*DESCRIPTION OF THE TASK*
How many lines of these entries hold the string "ClubHub"? Answer with the number alone.

□ □ □ □ □ □ □

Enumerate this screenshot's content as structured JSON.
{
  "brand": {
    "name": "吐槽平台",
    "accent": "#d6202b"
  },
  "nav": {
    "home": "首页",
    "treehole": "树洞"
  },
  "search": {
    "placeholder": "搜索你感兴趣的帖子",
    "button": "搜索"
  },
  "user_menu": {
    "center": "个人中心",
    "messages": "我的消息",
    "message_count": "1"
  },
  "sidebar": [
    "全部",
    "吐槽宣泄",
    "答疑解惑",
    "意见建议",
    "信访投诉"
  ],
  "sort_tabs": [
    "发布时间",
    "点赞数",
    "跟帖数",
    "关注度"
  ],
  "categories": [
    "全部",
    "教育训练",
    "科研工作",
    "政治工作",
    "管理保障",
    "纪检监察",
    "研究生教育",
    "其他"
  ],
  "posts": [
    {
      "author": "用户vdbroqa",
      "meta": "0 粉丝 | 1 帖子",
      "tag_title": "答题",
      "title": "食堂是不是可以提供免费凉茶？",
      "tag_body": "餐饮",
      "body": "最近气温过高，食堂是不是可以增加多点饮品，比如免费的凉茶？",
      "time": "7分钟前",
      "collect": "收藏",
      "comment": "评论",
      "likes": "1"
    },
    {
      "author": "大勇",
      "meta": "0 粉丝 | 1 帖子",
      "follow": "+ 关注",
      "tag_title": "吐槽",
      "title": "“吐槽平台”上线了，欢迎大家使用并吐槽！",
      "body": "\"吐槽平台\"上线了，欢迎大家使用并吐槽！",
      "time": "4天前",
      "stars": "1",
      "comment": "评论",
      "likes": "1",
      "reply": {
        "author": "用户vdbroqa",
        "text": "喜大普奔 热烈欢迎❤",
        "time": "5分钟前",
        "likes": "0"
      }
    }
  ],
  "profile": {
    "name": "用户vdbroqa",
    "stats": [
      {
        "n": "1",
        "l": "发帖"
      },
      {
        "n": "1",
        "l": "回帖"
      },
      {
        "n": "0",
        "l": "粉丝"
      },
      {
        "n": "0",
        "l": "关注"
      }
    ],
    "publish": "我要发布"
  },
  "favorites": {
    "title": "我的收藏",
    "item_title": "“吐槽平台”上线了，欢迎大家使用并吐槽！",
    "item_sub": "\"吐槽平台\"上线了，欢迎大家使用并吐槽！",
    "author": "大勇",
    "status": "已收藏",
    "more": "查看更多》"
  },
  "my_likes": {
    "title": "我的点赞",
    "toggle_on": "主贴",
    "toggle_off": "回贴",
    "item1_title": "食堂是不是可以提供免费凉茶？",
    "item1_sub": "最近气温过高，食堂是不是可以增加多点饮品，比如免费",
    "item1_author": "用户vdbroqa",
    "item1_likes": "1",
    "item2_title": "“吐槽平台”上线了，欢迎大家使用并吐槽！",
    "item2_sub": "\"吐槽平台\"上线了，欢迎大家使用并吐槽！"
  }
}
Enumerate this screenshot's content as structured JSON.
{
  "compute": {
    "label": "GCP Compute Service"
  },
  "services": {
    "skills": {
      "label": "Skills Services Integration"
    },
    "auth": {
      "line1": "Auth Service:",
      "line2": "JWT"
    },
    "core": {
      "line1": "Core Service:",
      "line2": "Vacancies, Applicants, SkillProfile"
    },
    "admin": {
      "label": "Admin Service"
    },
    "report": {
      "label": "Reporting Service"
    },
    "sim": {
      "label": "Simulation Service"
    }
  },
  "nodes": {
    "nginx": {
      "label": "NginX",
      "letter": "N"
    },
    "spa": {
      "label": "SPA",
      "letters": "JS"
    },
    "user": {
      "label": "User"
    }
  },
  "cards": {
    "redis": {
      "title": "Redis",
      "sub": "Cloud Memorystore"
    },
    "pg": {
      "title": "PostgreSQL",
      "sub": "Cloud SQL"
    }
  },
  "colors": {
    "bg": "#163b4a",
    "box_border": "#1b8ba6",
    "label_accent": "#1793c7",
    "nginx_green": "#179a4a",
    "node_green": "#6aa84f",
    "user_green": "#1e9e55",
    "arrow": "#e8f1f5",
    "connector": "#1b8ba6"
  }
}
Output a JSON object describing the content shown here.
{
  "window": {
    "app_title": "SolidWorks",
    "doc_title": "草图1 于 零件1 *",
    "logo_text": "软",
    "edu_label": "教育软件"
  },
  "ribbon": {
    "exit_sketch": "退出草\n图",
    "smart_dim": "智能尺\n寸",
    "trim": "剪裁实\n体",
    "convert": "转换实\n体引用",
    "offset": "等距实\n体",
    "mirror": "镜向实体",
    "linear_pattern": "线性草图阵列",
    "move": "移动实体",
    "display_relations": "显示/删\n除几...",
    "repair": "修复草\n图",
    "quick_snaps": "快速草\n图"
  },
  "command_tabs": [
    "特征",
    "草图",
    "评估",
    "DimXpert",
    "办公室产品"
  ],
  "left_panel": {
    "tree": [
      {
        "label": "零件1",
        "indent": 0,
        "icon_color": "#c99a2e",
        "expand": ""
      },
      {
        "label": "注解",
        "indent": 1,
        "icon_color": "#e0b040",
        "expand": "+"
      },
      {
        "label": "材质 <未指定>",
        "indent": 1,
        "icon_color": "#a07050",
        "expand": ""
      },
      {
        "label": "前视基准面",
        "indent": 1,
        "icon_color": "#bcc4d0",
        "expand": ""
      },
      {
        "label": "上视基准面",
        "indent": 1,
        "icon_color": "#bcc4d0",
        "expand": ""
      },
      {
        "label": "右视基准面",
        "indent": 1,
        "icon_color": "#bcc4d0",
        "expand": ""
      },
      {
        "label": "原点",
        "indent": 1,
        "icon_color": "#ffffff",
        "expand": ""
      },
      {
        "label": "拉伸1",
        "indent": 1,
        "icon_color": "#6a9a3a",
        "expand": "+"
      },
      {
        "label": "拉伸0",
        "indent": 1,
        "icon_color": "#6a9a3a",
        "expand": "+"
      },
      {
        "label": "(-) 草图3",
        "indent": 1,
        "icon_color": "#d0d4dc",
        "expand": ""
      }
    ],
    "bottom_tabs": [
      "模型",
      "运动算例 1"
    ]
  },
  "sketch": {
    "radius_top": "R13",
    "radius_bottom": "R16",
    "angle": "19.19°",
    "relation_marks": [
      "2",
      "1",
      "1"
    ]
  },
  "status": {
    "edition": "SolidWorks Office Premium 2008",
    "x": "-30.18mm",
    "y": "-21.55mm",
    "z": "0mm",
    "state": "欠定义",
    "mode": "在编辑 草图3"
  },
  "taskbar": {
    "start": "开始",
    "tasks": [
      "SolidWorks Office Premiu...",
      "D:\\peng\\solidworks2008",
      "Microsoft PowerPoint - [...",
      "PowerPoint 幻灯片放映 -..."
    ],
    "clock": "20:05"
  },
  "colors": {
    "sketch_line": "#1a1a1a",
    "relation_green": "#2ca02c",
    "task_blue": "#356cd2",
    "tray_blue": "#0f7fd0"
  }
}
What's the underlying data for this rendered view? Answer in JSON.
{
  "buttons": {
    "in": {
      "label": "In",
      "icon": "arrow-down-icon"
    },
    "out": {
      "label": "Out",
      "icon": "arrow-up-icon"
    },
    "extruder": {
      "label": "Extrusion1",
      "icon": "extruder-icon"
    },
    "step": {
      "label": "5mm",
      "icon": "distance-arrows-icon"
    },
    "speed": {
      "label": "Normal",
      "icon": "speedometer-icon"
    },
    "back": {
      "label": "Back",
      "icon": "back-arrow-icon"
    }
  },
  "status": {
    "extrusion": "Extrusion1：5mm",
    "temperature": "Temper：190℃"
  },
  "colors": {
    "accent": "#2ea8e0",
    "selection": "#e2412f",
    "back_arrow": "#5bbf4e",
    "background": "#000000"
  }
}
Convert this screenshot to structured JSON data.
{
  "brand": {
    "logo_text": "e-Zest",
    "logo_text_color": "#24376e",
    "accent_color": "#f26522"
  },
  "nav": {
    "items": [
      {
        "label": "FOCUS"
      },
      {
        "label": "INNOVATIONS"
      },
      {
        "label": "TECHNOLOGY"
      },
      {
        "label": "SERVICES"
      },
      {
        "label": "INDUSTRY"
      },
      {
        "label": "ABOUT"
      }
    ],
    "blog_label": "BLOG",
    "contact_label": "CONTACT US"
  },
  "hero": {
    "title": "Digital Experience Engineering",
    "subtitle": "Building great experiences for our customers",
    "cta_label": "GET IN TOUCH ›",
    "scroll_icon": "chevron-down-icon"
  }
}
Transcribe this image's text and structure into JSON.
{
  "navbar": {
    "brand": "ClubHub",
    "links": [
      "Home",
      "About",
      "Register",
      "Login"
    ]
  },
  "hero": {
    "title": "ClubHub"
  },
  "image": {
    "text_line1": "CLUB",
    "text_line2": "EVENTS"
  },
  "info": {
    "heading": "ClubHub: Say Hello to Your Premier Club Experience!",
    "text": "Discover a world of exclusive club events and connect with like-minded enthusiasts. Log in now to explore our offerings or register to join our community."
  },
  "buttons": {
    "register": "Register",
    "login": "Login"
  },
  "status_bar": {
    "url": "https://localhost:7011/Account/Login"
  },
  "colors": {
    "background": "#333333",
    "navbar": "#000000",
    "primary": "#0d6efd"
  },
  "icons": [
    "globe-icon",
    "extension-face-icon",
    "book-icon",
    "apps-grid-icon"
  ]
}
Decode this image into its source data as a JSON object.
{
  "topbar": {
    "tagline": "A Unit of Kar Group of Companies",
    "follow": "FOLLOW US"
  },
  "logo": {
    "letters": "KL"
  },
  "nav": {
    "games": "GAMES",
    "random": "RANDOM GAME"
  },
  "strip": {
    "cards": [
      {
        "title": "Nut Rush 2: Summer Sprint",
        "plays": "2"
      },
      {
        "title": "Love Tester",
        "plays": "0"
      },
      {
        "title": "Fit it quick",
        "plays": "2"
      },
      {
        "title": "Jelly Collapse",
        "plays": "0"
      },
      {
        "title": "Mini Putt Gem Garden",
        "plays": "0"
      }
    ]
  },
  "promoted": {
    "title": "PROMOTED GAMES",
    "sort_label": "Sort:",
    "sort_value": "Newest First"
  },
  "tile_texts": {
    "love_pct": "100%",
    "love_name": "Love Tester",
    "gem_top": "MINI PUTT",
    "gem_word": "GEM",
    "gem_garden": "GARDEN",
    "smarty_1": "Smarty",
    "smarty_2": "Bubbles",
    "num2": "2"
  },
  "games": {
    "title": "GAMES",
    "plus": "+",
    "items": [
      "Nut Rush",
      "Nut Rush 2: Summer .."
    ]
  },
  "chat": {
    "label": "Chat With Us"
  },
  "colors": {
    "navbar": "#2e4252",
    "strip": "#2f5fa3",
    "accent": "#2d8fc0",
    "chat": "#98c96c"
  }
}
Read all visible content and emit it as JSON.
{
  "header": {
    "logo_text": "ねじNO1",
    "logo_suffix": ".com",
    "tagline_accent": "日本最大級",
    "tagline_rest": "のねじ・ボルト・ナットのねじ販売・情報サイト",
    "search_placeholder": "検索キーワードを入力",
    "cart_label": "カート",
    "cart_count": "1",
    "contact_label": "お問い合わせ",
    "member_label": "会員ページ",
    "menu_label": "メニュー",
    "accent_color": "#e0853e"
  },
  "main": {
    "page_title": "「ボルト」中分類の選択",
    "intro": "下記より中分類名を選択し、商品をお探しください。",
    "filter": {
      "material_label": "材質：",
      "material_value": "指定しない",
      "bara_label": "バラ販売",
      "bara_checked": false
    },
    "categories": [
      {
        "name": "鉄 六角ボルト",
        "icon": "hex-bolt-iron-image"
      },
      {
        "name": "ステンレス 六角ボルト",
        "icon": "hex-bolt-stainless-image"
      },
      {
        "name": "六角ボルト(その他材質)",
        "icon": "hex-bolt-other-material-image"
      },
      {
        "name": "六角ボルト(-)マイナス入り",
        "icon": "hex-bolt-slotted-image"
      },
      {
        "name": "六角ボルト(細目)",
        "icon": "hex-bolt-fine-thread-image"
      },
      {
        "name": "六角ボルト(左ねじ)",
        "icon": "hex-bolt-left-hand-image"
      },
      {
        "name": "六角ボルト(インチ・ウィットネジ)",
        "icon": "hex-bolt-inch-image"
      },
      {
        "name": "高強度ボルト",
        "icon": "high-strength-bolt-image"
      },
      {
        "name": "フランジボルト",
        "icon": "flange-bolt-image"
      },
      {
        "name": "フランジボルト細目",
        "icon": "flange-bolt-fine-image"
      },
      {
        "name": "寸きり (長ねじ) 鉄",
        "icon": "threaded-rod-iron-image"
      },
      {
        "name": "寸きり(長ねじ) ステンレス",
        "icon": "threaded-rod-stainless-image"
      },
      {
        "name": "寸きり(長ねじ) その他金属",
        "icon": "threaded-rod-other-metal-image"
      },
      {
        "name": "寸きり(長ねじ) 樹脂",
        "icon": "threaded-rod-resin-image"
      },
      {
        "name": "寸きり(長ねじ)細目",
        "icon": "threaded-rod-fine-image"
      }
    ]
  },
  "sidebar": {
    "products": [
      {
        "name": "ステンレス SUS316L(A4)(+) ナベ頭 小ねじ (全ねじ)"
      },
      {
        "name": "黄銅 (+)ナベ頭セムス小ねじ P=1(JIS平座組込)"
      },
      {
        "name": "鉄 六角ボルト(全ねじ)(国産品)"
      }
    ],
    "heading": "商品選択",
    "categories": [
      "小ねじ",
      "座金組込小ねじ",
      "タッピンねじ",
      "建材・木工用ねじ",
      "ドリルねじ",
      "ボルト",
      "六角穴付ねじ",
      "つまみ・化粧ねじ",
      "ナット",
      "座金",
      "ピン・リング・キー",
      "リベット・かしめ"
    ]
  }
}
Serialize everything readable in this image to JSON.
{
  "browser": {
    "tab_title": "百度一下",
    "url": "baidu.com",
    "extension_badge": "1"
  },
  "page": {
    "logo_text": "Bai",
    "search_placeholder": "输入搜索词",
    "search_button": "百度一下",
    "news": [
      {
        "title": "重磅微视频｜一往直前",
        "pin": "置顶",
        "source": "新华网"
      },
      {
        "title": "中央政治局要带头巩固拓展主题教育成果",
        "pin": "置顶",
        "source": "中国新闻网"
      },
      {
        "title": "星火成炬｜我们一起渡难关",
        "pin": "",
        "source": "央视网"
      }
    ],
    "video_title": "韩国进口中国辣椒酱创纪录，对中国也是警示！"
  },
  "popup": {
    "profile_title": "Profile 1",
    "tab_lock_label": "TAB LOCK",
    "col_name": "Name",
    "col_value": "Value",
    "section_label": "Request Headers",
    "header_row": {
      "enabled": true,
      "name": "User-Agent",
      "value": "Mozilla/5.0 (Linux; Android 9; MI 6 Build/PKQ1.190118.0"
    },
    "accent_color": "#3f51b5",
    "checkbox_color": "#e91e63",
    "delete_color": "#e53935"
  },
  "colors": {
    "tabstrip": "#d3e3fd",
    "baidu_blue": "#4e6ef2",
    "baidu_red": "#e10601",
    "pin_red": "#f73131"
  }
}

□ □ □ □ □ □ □

*FINISHED TASK*
3